── Supplied entries ──

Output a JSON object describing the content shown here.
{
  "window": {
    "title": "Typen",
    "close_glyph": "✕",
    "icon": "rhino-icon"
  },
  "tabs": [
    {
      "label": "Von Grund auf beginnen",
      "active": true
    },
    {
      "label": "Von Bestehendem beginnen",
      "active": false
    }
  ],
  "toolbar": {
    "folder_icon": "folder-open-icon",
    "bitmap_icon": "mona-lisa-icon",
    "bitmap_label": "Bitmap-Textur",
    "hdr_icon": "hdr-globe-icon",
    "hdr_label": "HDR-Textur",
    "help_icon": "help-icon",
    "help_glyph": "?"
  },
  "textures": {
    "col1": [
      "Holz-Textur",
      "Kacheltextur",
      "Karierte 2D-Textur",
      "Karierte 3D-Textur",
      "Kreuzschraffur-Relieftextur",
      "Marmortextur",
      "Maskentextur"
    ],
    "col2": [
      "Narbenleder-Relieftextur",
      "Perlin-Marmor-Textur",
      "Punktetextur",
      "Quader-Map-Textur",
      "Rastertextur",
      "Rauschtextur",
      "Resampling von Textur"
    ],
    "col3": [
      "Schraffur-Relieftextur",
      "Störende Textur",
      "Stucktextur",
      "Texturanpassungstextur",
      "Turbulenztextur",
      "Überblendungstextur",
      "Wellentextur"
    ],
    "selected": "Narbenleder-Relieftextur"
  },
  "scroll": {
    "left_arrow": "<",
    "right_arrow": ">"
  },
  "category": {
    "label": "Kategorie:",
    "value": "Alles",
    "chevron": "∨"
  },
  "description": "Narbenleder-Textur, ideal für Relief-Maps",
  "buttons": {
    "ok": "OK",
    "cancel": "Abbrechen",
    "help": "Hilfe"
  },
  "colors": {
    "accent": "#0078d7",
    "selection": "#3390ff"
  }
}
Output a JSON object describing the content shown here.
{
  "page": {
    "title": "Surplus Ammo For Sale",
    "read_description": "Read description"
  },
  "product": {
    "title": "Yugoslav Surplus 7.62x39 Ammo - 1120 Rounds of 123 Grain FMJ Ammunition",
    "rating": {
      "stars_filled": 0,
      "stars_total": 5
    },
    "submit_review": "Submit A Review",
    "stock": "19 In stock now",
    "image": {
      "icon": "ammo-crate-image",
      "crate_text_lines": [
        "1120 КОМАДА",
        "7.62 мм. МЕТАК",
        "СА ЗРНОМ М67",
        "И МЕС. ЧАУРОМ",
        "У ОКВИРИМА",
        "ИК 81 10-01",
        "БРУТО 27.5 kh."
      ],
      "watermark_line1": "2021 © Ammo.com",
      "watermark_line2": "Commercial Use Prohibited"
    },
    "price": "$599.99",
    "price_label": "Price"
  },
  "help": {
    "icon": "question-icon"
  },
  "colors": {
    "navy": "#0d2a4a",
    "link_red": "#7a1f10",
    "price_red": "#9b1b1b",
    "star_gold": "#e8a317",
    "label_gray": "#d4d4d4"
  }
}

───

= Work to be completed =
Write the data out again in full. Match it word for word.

= Output below =
Output a JSON object describing the content shown here.
{
  "window": {
    "title": "Typen",
    "close_glyph": "✕",
    "icon": "rhino-icon"
  },
  "tabs": [
    {
      "label": "Von Grund auf beginnen",
      "active": true
    },
    {
      "label": "Von Bestehendem beginnen",
      "active": false
    }
  ],
  "toolbar": {
    "folder_icon": "folder-open-icon",
    "bitmap_icon": "mona-lisa-icon",
    "bitmap_label": "Bitmap-Textur",
    "hdr_icon": "hdr-globe-icon",
    "hdr_label": "HDR-Textur",
    "help_icon": "help-icon",
    "help_glyph": "?"
  },
  "textures": {
    "col1": [
      "Holz-Textur",
      "Kacheltextur",
      "Karierte 2D-Textur",
      "Karierte 3D-Textur",
      "Kreuzschraffur-Relieftextur",
      "Marmortextur",
      "Maskentextur"
    ],
    "col2": [
      "Narbenleder-Relieftextur",
      "Perlin-Marmor-Textur",
      "Punktetextur",
      "Quader-Map-Textur",
      "Rastertextur",
      "Rauschtextur",
      "Resampling von Textur"
    ],
    "col3": [
      "Schraffur-Relieftextur",
      "Störende Textur",
      "Stucktextur",
      "Texturanpassungstextur",
      "Turbulenztextur",
      "Überblendungstextur",
      "Wellentextur"
    ],
    "selected": "Narbenleder-Relieftextur"
  },
  "scroll": {
    "left_arrow": "<",
    "right_arrow": ">"
  },
  "category": {
    "label": "Kategorie:",
    "value": "Alles",
    "chevron": "∨"
  },
  "description": "Narbenleder-Textur, ideal für Relief-Maps",
  "buttons": {
    "ok": "OK",
    "cancel": "Abbrechen",
    "help": "Hilfe"
  },
  "colors": {
    "accent": "#0078d7",
    "selection": "#3390ff"
  }
}
Output a JSON object describing the content shown here.
{
  "page": {
    "title": "Surplus Ammo For Sale",
    "read_description": "Read description"
  },
  "product": {
    "title": "Yugoslav Surplus 7.62x39 Ammo - 1120 Rounds of 123 Grain FMJ Ammunition",
    "rating": {
      "stars_filled": 0,
      "stars_total": 5
    },
    "submit_review": "Submit A Review",
    "stock": "19 In stock now",
    "image": {
      "icon": "ammo-crate-image",
      "crate_text_lines": [
        "1120 КОМАДА",
        "7.62 мм. МЕТАК",
        "СА ЗРНОМ М67",
        "И МЕС. ЧАУРОМ",
        "У ОКВИРИМА",
        "ИК 81 10-01",
        "БРУТО 27.5 kh."
      ],
      "watermark_line1": "2021 © Ammo.com",
      "watermark_line2": "Commercial Use Prohibited"
    },
    "price": "$599.99",
    "price_label": "Price"
  },
  "help": {
    "icon": "question-icon"
  },
  "colors": {
    "navy": "#0d2a4a",
    "link_red": "#7a1f10",
    "price_red": "#9b1b1b",
    "star_gold": "#e8a317",
    "label_gray": "#d4d4d4"
  }
}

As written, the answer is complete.